On Thursday, November 15, 2018, Kentucky’s highest court unanimously ruled that a 2017 state law, which required medical malpractice claims to be reviewed first by an expert advisory panel, is unconstitutional.
In June 2017, the Medical Review Panel Act, a tort reform measure designed to weed out dead-end medical malpractice cases and prevent possibly negligent doctors from leaving the state, was struck down by the Kentucky Supreme Court because it delayed citizen’s access to the courts.
The Medical Review Panel Act required claimants to submit their cases to a panel of doctors prior to filing a lawsuit against a health care provider. A patient could file a request for a review, and three doctors would be assigned to review it. One doctor would be chosen by the patient, one by the defendant medical professional, and the third would be picked by the other two doctors. Those doctors then had nine months to issue a nonbinding advisory opinion that could be admissible in court.
According to Franklin Circuit Court Judge Phillips Shepherd, the law violates the equal protection and special legislation guarantees under the Kentucky Commission because it hinders Kentucky’s residents’ access to the courts in violation of the state’s open courts doctrine and is not rationally related to lawmaker’s goals. It also limits the claimant’s freedom to choose how and when to access the courts.
The delay that resulted from the Medical Review Panel Act is unconstitutional because it contradicts Section 14, which applies to all branches of the government. Section 14 prohibits legislatively created delays to allow claimants the ability to seek immediate action in the courts of the Commonwealth for common-law personal injury matters.
The decision to rule the panels as unconstitutional is a setback for state lawmakers’ ongoing efforts to establish tort reform measures that benefit health care providers, but is a step forward for individuals and families who suffer from instances of malpractice-related injury and seek trial by jury.
The changes do not stop with the review panels. In March 2018, a bill was approved that made hospital peer reviews inadmissible as evidence in medical malpractice lawsuits. Another bill was passed that required med mal plaintiffs to file complaints with an affidavit of merit, which is an export report vouching for their claim.
At Thomas Law Offices, this step forward means that roughly a dozen of the cases we are representing clients for will be allowed to proceed in Circuit Court. Tad Thomas, Founder, had this to say regarding the ruling:

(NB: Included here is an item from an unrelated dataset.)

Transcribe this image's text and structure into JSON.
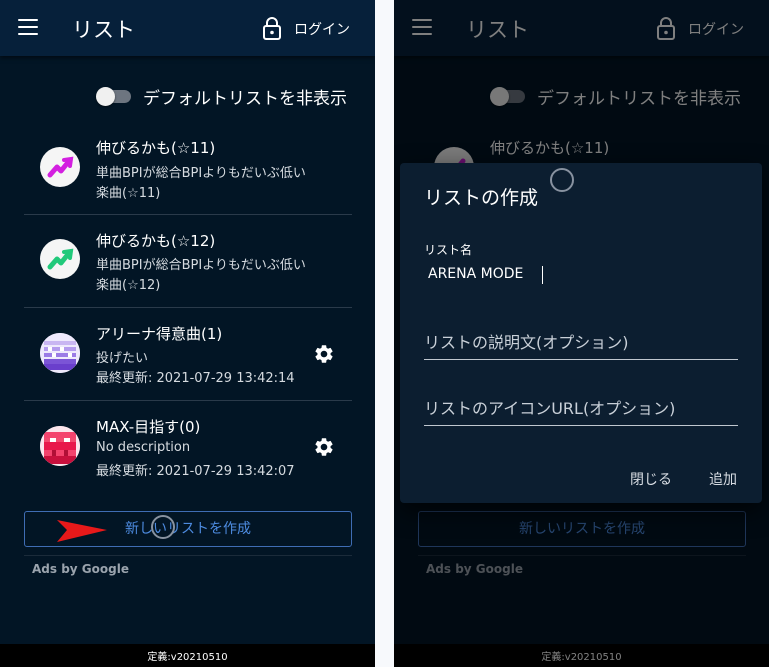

“The Supreme Court saw that this law was merely a delay tactic that infringed on the rights of individuals who have been harmed in hospitals and nursing homes. The founding fathers of our nation knew that the best way to achieve justice was by a jury of one’s peers, not a rigged bureaucracy.”